### The records
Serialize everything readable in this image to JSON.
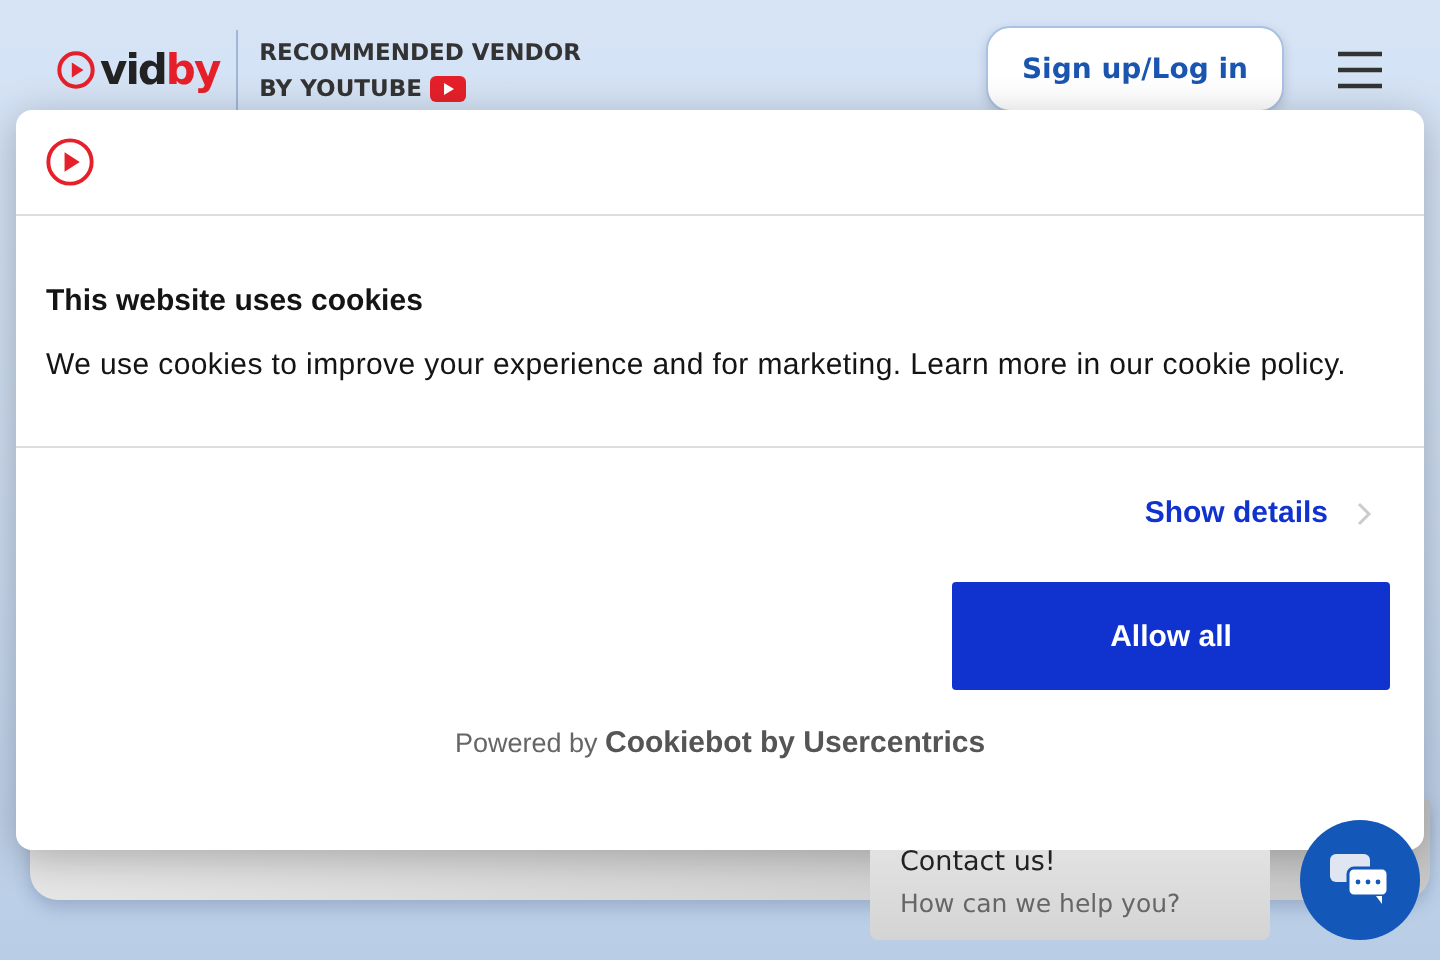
{
  "header": {
    "logo_text": "vid",
    "logo_accent": "by",
    "tagline_line1": "RECOMMENDED  VENDOR",
    "tagline_line2": "BY YOUTUBE",
    "login_button": "Sign up/Log in"
  },
  "cookie_dialog": {
    "title": "This website uses cookies",
    "body": "We use cookies to improve your experience and for marketing. Learn more in our cookie policy.",
    "details_link": "Show details",
    "allow_button": "Allow all",
    "powered_by": "Powered by **Cookiebot by Usercentrics**"
  },
  "chat": {
    "title": "Contact us!",
    "subtitle": "How can we help you?"
  }
}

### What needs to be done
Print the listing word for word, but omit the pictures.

### Answer below
Serialize everything readable in this image to JSON.
{
  "header": {
    "logo_text": "vid",
    "logo_accent": "by",
    "tagline_line1": "RECOMMENDED  VENDOR",
    "tagline_line2": "BY YOUTUBE",
    "login_button": "Sign up/Log in"
  },
  "cookie_dialog": {
    "title": "This website uses cookies",
    "body": "We use cookies to improve your experience and for marketing. Learn more in our cookie policy.",
    "details_link": "Show details",
    "allow_button": "Allow all",
    "powered_by": "Powered by **Cookiebot by Usercentrics**"
  },
  "chat": {
    "title": "Contact us!",
    "subtitle": "How can we help you?"
  }
}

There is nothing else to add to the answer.